EXERCISE DIRECTIONS
Lines that include the string "align" are the ones to copy from the entries below.

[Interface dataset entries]

== Segment start ==

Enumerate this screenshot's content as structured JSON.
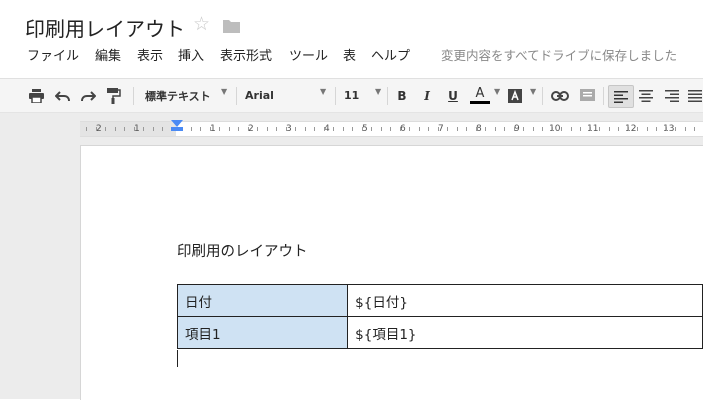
{
  "title": "印刷用レイアウト",
  "menu": [
    "ファイル",
    "編集",
    "表示",
    "挿入",
    "表示形式",
    "ツール",
    "表",
    "ヘルプ"
  ],
  "save_status": "変更内容をすべてドライブに保存しました",
  "toolbar": {
    "style_select": "標準テキスト",
    "font_select": "Arial",
    "size_select": "11",
    "bold": "B",
    "italic": "I",
    "underline": "U",
    "text_color": "A"
  },
  "ruler": {
    "left_numbers": [
      "2",
      "1"
    ],
    "right_numbers": [
      "1",
      "2",
      "3",
      "4",
      "5",
      "6",
      "7",
      "8",
      "9",
      "10",
      "11",
      "12",
      "13"
    ]
  },
  "document": {
    "heading": "印刷用のレイアウト",
    "table": [
      [
        "日付",
        "${日付}"
      ],
      [
        "項目1",
        "${項目1}"
      ]
    ]
  },
  "colors": {
    "table_label_bg": "#cfe2f3",
    "indent_marker": "#4a8af4"
  },
  "icons": [
    "star-icon",
    "folder-icon",
    "print-icon",
    "undo-icon",
    "redo-icon",
    "paint-format-icon",
    "highlight-icon",
    "link-icon",
    "comment-icon",
    "align-left-icon",
    "align-center-icon",
    "align-right-icon",
    "align-justify-icon"
  ]
}
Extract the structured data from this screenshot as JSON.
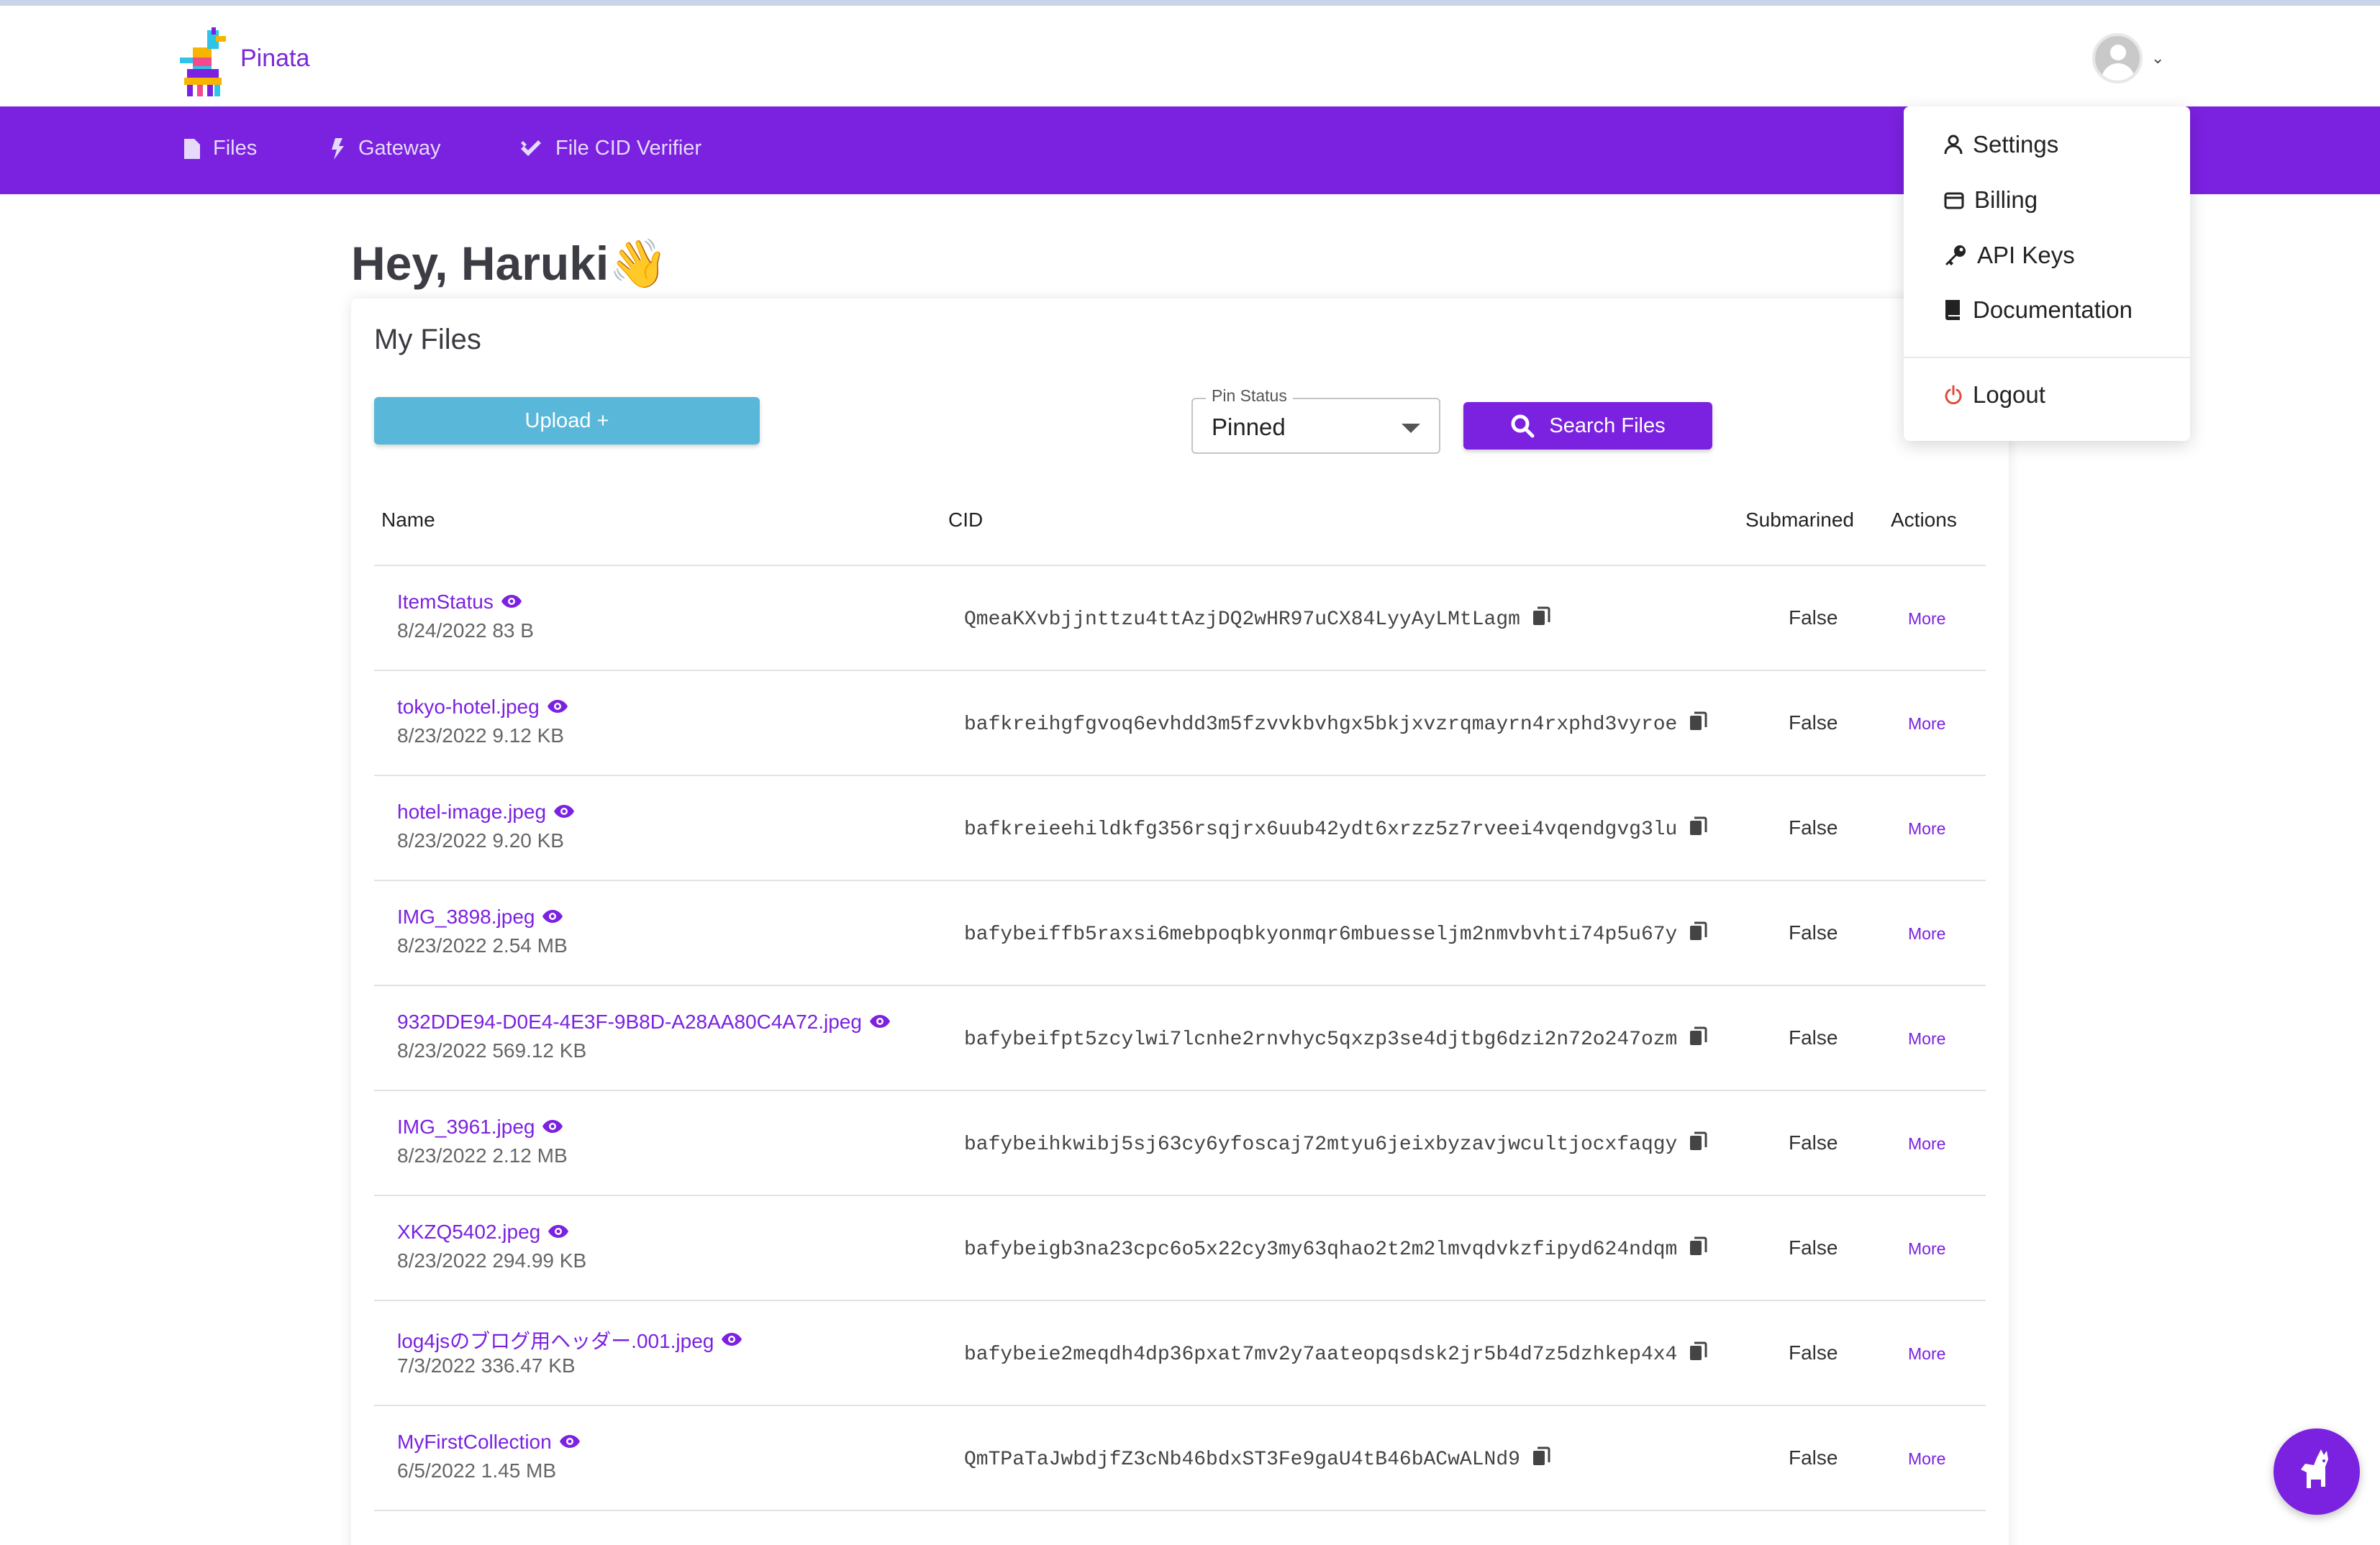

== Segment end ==

EXPECTED ANSWER
    "align-left-icon",
    "align-center-icon",
    "align-right-icon",
    "align-justify-icon"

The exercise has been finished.